=== Begin Enclosure ===

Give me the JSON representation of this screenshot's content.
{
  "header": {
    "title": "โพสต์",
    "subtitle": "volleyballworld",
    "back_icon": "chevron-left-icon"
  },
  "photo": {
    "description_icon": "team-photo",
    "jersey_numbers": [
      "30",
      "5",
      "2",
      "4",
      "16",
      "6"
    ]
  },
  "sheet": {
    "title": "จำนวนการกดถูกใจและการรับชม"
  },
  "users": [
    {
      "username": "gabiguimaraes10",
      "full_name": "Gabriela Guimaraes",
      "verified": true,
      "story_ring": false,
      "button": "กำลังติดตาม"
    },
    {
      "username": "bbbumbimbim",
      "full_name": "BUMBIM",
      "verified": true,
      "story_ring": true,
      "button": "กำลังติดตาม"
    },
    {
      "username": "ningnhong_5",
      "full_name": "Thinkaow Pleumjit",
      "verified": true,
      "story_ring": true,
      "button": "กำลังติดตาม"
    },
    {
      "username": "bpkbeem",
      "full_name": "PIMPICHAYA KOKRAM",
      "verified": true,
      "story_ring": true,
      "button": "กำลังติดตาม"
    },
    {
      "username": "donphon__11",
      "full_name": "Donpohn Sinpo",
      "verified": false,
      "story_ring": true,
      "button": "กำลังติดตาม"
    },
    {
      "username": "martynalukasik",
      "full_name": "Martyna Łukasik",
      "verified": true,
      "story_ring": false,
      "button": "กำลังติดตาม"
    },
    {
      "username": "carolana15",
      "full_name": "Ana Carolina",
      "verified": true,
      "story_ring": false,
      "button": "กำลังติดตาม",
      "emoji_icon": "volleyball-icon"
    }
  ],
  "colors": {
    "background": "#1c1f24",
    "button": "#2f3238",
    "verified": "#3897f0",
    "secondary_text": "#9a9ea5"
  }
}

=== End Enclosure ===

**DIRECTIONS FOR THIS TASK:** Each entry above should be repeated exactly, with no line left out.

**RESPONSE TO THIS TASK:**
Give me the JSON representation of this screenshot's content.
{
  "header": {
    "title": "โพสต์",
    "subtitle": "volleyballworld",
    "back_icon": "chevron-left-icon"
  },
  "photo": {
    "description_icon": "team-photo",
    "jersey_numbers": [
      "30",
      "5",
      "2",
      "4",
      "16",
      "6"
    ]
  },
  "sheet": {
    "title": "จำนวนการกดถูกใจและการรับชม"
  },
  "users": [
    {
      "username": "gabiguimaraes10",
      "full_name": "Gabriela Guimaraes",
      "verified": true,
      "story_ring": false,
      "button": "กำลังติดตาม"
    },
    {
      "username": "bbbumbimbim",
      "full_name": "BUMBIM",
      "verified": true,
      "story_ring": true,
      "button": "กำลังติดตาม"
    },
    {
      "username": "ningnhong_5",
      "full_name": "Thinkaow Pleumjit",
      "verified": true,
      "story_ring": true,
      "button": "กำลังติดตาม"
    },
    {
      "username": "bpkbeem",
      "full_name": "PIMPICHAYA KOKRAM",
      "verified": true,
      "story_ring": true,
      "button": "กำลังติดตาม"
    },
    {
      "username": "donphon__11",
      "full_name": "Donpohn Sinpo",
      "verified": false,
      "story_ring": true,
      "button": "กำลังติดตาม"
    },
    {
      "username": "martynalukasik",
      "full_name": "Martyna Łukasik",
      "verified": true,
      "story_ring": false,
      "button": "กำลังติดตาม"
    },
    {
      "username": "carolana15",
      "full_name": "Ana Carolina",
      "verified": true,
      "story_ring": false,
      "button": "กำลังติดตาม",
      "emoji_icon": "volleyball-icon"
    }
  ],
  "colors": {
    "background": "#1c1f24",
    "button": "#2f3238",
    "verified": "#3897f0",
    "secondary_text": "#9a9ea5"
  }
}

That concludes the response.